“He created real art in the service of a cinematic effort,” Carter says on Nelson’s work for Amistad. “He paints these light, lean people who are so powerful and vibrant. Everything he does is heroic in the romantic sense, aspiring to a higher presentation of our existence. There is continuity to everything he does.”
When a commissioned project introduced Nelson to the Negro League baseball teams, their rich, sad history became a series of paintings that turned into the book We Are the Ship: The Story of Negro League Baseball, which Nelson authored when none of the writers he wanted were available. The title netted him Coretta Scott King and Robert F. Sibert awards and paved the way for future titles, including Heart and Soul: The Story of America and African Americans and a picture book biography of Nelson Mandela. All these projects have brought him to the attention of art directors across a spectrum of businesses.
“Kadir Nelson stands out among the artists I work with: He’s more of a painter than most,” explains Françoise Mouly, art editor of The New Yorker. “Covers for The New Yorker are stand-alone works. There’s no cover line to tell you the topic. The image has to engage the reader. It’s hard to make paintings that work well on the cover—paintings tend to be more self-contained than drawings. Paintings have more authority at first glance, but that can make them less immediate.
“In Kadir’s Nelson Mandela cover and Eustace Tilley cover, we see one of the rare instances where the idea is in the execution—where a sketch or a loose drawing of the same subject wouldn’t have worked,” Mouly continues. “Kadir carefully balances the form and the content—it’s part of his magic that the paintings’ subjects grab you, and that’s why he was such a good fit for the 90th anniversary. When I chose nine artists to celebrate our 90 years with nine covers, I knew that an image by Kadir would both assert itself and make the reader think about or rethink the magazine’s mascot. We got an image that’s so definitive, it expands the vocabulary of what looks and feels right on The New Yorker’s cover.”

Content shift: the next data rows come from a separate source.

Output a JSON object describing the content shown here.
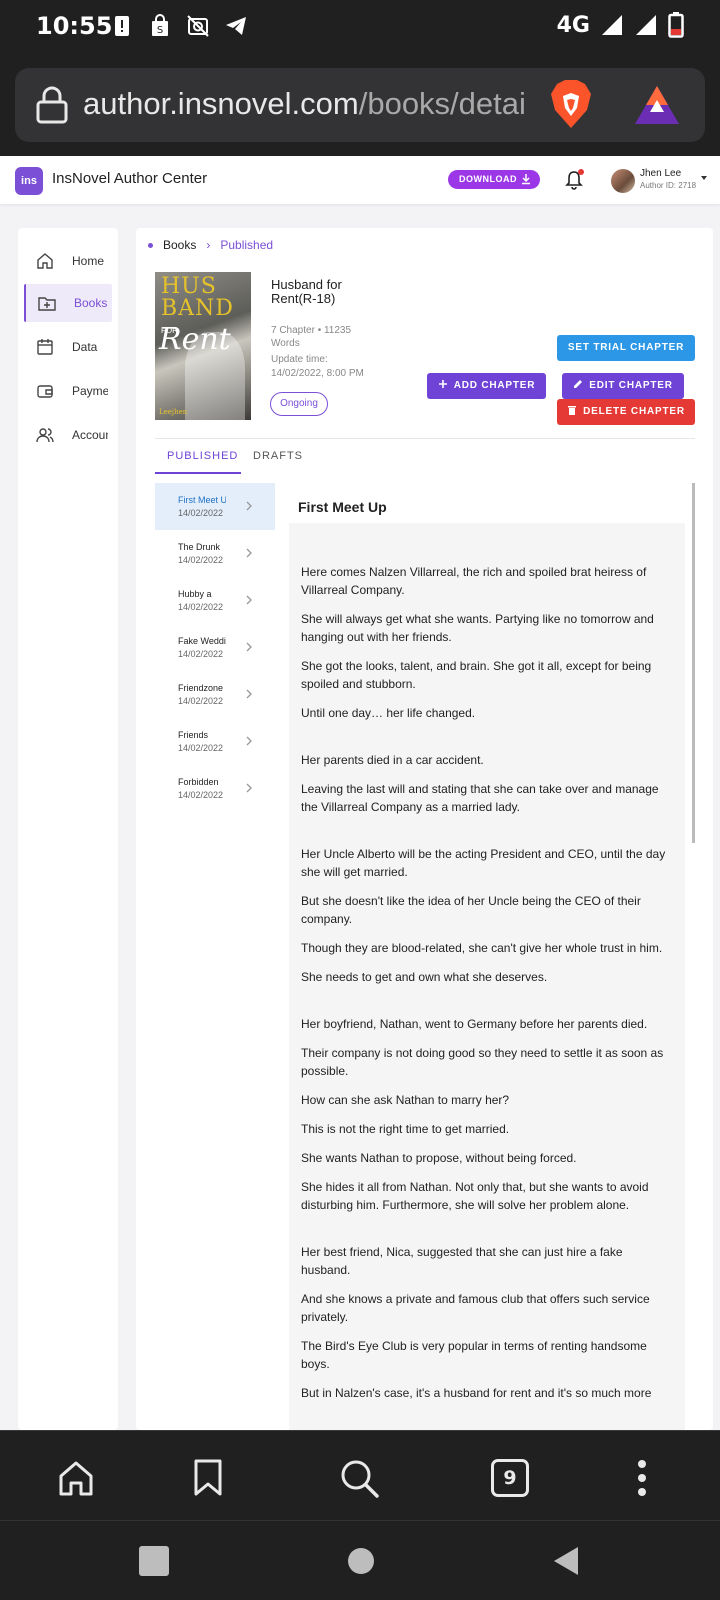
{
  "status_bar": {
    "time": "10:55",
    "network": "4G"
  },
  "browser": {
    "url_host": "author.insnovel.com",
    "url_path": "/books/detai",
    "tab_count": "9"
  },
  "app": {
    "logo_text": "ins",
    "title": "InsNovel Author Center",
    "download_label": "DOWNLOAD",
    "user_name": "Jhen Lee",
    "author_id": "Author ID: 2718"
  },
  "sidebar": {
    "items": [
      {
        "label": "Home",
        "icon": "home-icon",
        "active": false
      },
      {
        "label": "Books",
        "icon": "folder-icon",
        "active": true
      },
      {
        "label": "Data",
        "icon": "calendar-icon",
        "active": false
      },
      {
        "label": "Payment",
        "icon": "wallet-icon",
        "active": false
      },
      {
        "label": "Account",
        "icon": "people-icon",
        "active": false
      }
    ]
  },
  "breadcrumb": {
    "root": "Books",
    "current": "Published"
  },
  "book": {
    "cover_title_1": "HUS",
    "cover_title_2": "BAND",
    "cover_title_3": "FOR",
    "cover_title_4": "Rent",
    "cover_author": "Leejhen",
    "title": "Husband for Rent(R-18)",
    "meta": "7 Chapter • 11235 Words",
    "update_label": "Update time:",
    "update_time": "14/02/2022, 8:00 PM",
    "status": "Ongoing"
  },
  "actions": {
    "trial": "SET TRIAL CHAPTER",
    "add": "ADD CHAPTER",
    "edit": "EDIT CHAPTER",
    "delete": "DELETE CHAPTER"
  },
  "tabs": {
    "published": "PUBLISHED",
    "drafts": "DRAFTS"
  },
  "chapters": [
    {
      "title": "First Meet Up",
      "date": "14/02/2022"
    },
    {
      "title": "The Drunk",
      "date": "14/02/2022"
    },
    {
      "title": "Hubby a",
      "date": "14/02/2022"
    },
    {
      "title": "Fake Wedding",
      "date": "14/02/2022"
    },
    {
      "title": "Friendzone",
      "date": "14/02/2022"
    },
    {
      "title": "Friends",
      "date": "14/02/2022"
    },
    {
      "title": "Forbidden",
      "date": "14/02/2022"
    }
  ],
  "chapter_view": {
    "title": "First Meet Up",
    "paragraphs": [
      "Here comes Nalzen Villarreal, the rich and spoiled brat heiress of Villarreal Company.",
      "She will always get what she wants. Partying like no tomorrow and hanging out with her friends.",
      "She got the looks, talent, and brain. She got it all, except for being spoiled and stubborn.",
      "Until one day… her life changed.",
      "Her parents died in a car accident.",
      "Leaving the last will and stating that she can take over and manage the Villarreal Company as a married lady.",
      "Her Uncle Alberto will be the acting President and CEO, until the day she will get married.",
      "But she doesn't like the idea of her Uncle being the CEO of their company.",
      "Though they are blood-related, she can't give her whole trust in him.",
      "She needs to get and own what she deserves.",
      "Her boyfriend, Nathan, went to Germany before her parents died.",
      "Their company is not doing good so they need to settle it as soon as possible.",
      "How can she ask Nathan to marry her?",
      "This is not the right time to get married.",
      "She wants Nathan to propose, without being forced.",
      "She hides it all from Nathan. Not only that, but she wants to avoid disturbing him. Furthermore, she will solve her problem alone.",
      "Her best friend, Nica, suggested that she can just hire a fake husband.",
      "And she knows a private and famous club that offers such service privately.",
      "The Bird's Eye Club is very popular in terms of renting handsome boys.",
      "But in Nalzen's case, it's a husband for rent and it's so much more"
    ]
  },
  "colors": {
    "accent": "#6f43d6",
    "trial": "#2b97e6",
    "danger": "#e53935",
    "download": "#9b37e6"
  }
}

To date, Nelson has illustrated more than 30 children’s books, including some he has authored. “Children’s books are most people’s introduction to art,” he states. “We need diverse books.” At present, he’s working on a book about the American flag in history, equating its design elements to our native landscape. Canvases faintly lined with pencil are stacked against a table, illuminated by the strong Los Angeles light, ready for the next step in their evolution into vibrant works of art spanning our history and hopes. One can only imagine what he will next bring to life. ca